### What you will do
Exclude images, then output the remaining data verbatim.

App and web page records
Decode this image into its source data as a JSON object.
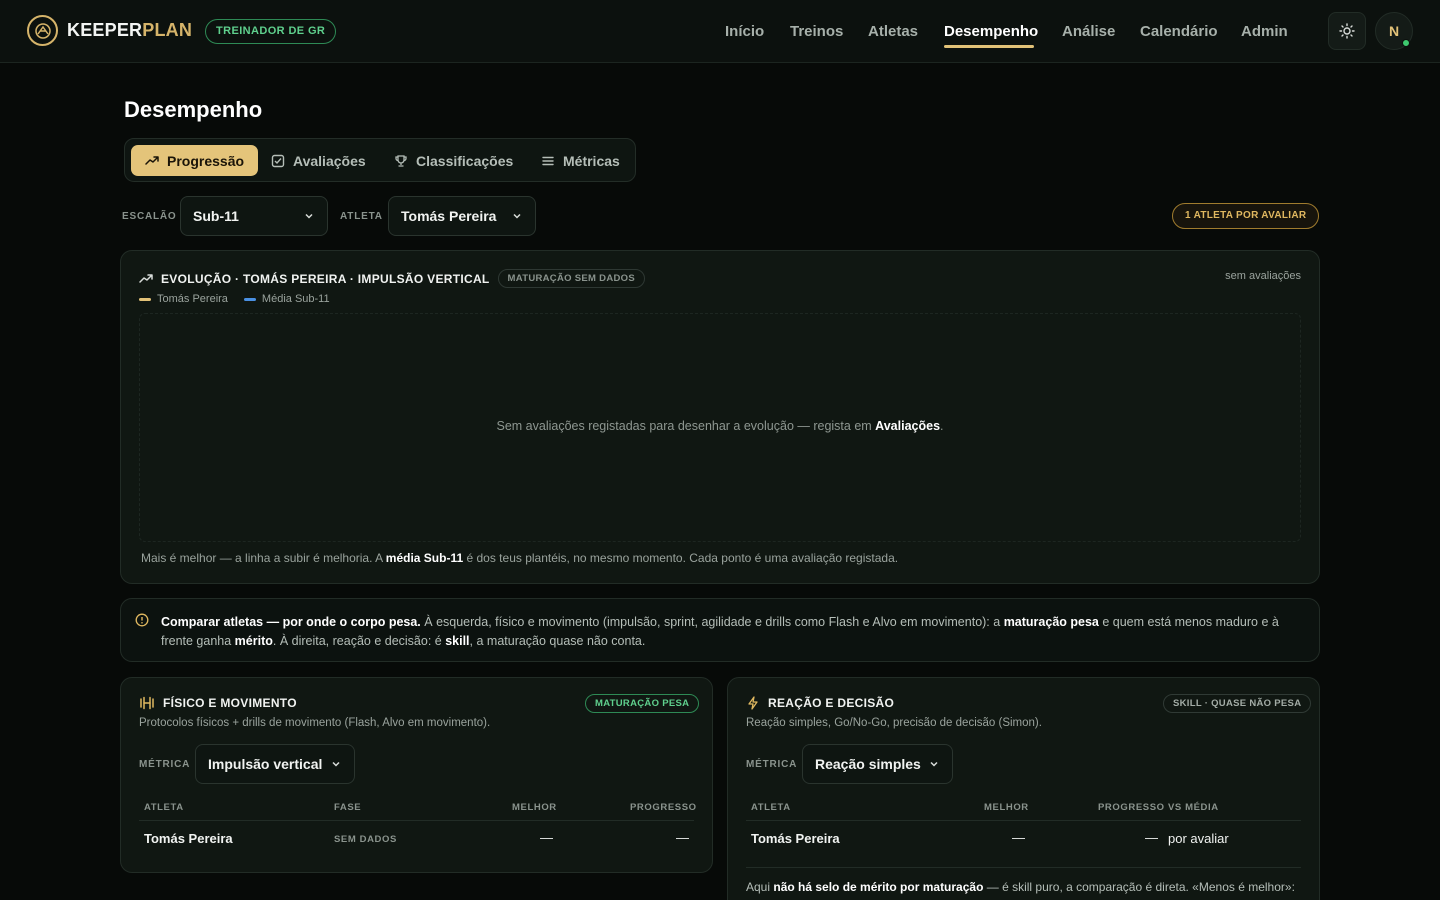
{
  "app": {
    "brand_part1": "KEEPER",
    "brand_part2": "PLAN",
    "role": "TREINADOR DE GR"
  },
  "nav": [
    "Início",
    "Treinos",
    "Atletas",
    "Desempenho",
    "Análise",
    "Calendário",
    "Admin"
  ],
  "nav_active": "Desempenho",
  "user": {
    "initial": "N",
    "status_color": "#3ec96f"
  },
  "page": {
    "title": "Desempenho"
  },
  "tabs": [
    {
      "label": "Progressão",
      "icon": "trending-up-icon"
    },
    {
      "label": "Avaliações",
      "icon": "checkbox-icon"
    },
    {
      "label": "Classificações",
      "icon": "trophy-icon"
    },
    {
      "label": "Métricas",
      "icon": "list-icon"
    }
  ],
  "filters": {
    "squad_label": "ESCALÃO",
    "squad_value": "Sub-11",
    "athlete_label": "ATLETA",
    "athlete_value": "Tomás Pereira",
    "pending": "1 ATLETA POR AVALIAR"
  },
  "evolution": {
    "title": "EVOLUÇÃO · TOMÁS PEREIRA · IMPULSÃO VERTICAL",
    "tag": "MATURAÇÃO SEM DADOS",
    "status": "sem avaliações",
    "legend": [
      {
        "name": "Tomás Pereira",
        "color": "#e2c278"
      },
      {
        "name": "Média Sub-11",
        "color": "#4a90e2"
      }
    ],
    "empty_text": "Sem avaliações registadas para desenhar a evolução — regista em ",
    "empty_link": "Avaliações",
    "empty_end": ".",
    "footnote_1": "Mais é melhor — a linha a subir é melhoria. A ",
    "footnote_strong": "média Sub-11",
    "footnote_2": " é dos teus plantéis, no mesmo momento. Cada ponto é uma avaliação registada."
  },
  "compare": {
    "strong1": "Comparar atletas — por onde o corpo pesa.",
    "text1": " À esquerda, físico e movimento (impulsão, sprint, agilidade e drills como Flash e Alvo em movimento): a ",
    "strong2": "maturação pesa",
    "text2": " e quem está menos maduro e à frente ganha ",
    "strong3": "mérito",
    "text3": ". À direita, reação e decisão: é ",
    "strong4": "skill",
    "text4": ", a maturação quase não conta."
  },
  "physical": {
    "title": "FÍSICO E MOVIMENTO",
    "tag": "MATURAÇÃO PESA",
    "subtitle": "Protocolos físicos + drills de movimento (Flash, Alvo em movimento).",
    "metric_label": "MÉTRICA",
    "metric_value": "Impulsão vertical",
    "headers": [
      "ATLETA",
      "FASE",
      "MELHOR",
      "PROGRESSO"
    ],
    "row": {
      "athlete": "Tomás Pereira",
      "phase": "SEM DADOS",
      "best": "—",
      "progress": "—"
    }
  },
  "reaction": {
    "title": "REAÇÃO E DECISÃO",
    "tag": "SKILL · QUASE NÃO PESA",
    "subtitle": "Reação simples, Go/No-Go, precisão de decisão (Simon).",
    "metric_label": "MÉTRICA",
    "metric_value": "Reação simples",
    "headers": [
      "ATLETA",
      "MELHOR",
      "PROGRESSO",
      "VS MÉDIA"
    ],
    "row": {
      "athlete": "Tomás Pereira",
      "best": "—",
      "progress": "—",
      "vs_avg": "por avaliar"
    },
    "note_1": "Aqui ",
    "note_strong": "não há selo de mérito por maturação",
    "note_2": " — é skill puro, a comparação é direta. «Menos é melhor»:"
  }
}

### Answer for the task
Decode this image into its source data as a JSON object.
{
  "app": {
    "brand_part1": "KEEPER",
    "brand_part2": "PLAN",
    "role": "TREINADOR DE GR"
  },
  "nav": [
    "Início",
    "Treinos",
    "Atletas",
    "Desempenho",
    "Análise",
    "Calendário",
    "Admin"
  ],
  "nav_active": "Desempenho",
  "user": {
    "initial": "N",
    "status_color": "#3ec96f"
  },
  "page": {
    "title": "Desempenho"
  },
  "tabs": [
    {
      "label": "Progressão",
      "icon": "trending-up-icon"
    },
    {
      "label": "Avaliações",
      "icon": "checkbox-icon"
    },
    {
      "label": "Classificações",
      "icon": "trophy-icon"
    },
    {
      "label": "Métricas",
      "icon": "list-icon"
    }
  ],
  "filters": {
    "squad_label": "ESCALÃO",
    "squad_value": "Sub-11",
    "athlete_label": "ATLETA",
    "athlete_value": "Tomás Pereira",
    "pending": "1 ATLETA POR AVALIAR"
  },
  "evolution": {
    "title": "EVOLUÇÃO · TOMÁS PEREIRA · IMPULSÃO VERTICAL",
    "tag": "MATURAÇÃO SEM DADOS",
    "status": "sem avaliações",
    "legend": [
      {
        "name": "Tomás Pereira",
        "color": "#e2c278"
      },
      {
        "name": "Média Sub-11",
        "color": "#4a90e2"
      }
    ],
    "empty_text": "Sem avaliações registadas para desenhar a evolução — regista em ",
    "empty_link": "Avaliações",
    "empty_end": ".",
    "footnote_1": "Mais é melhor — a linha a subir é melhoria. A ",
    "footnote_strong": "média Sub-11",
    "footnote_2": " é dos teus plantéis, no mesmo momento. Cada ponto é uma avaliação registada."
  },
  "compare": {
    "strong1": "Comparar atletas — por onde o corpo pesa.",
    "text1": " À esquerda, físico e movimento (impulsão, sprint, agilidade e drills como Flash e Alvo em movimento): a ",
    "strong2": "maturação pesa",
    "text2": " e quem está menos maduro e à frente ganha ",
    "strong3": "mérito",
    "text3": ". À direita, reação e decisão: é ",
    "strong4": "skill",
    "text4": ", a maturação quase não conta."
  },
  "physical": {
    "title": "FÍSICO E MOVIMENTO",
    "tag": "MATURAÇÃO PESA",
    "subtitle": "Protocolos físicos + drills de movimento (Flash, Alvo em movimento).",
    "metric_label": "MÉTRICA",
    "metric_value": "Impulsão vertical",
    "headers": [
      "ATLETA",
      "FASE",
      "MELHOR",
      "PROGRESSO"
    ],
    "row": {
      "athlete": "Tomás Pereira",
      "phase": "SEM DADOS",
      "best": "—",
      "progress": "—"
    }
  },
  "reaction": {
    "title": "REAÇÃO E DECISÃO",
    "tag": "SKILL · QUASE NÃO PESA",
    "subtitle": "Reação simples, Go/No-Go, precisão de decisão (Simon).",
    "metric_label": "MÉTRICA",
    "metric_value": "Reação simples",
    "headers": [
      "ATLETA",
      "MELHOR",
      "PROGRESSO",
      "VS MÉDIA"
    ],
    "row": {
      "athlete": "Tomás Pereira",
      "best": "—",
      "progress": "—",
      "vs_avg": "por avaliar"
    },
    "note_1": "Aqui ",
    "note_strong": "não há selo de mérito por maturação",
    "note_2": " — é skill puro, a comparação é direta. «Menos é melhor»:"
  }
}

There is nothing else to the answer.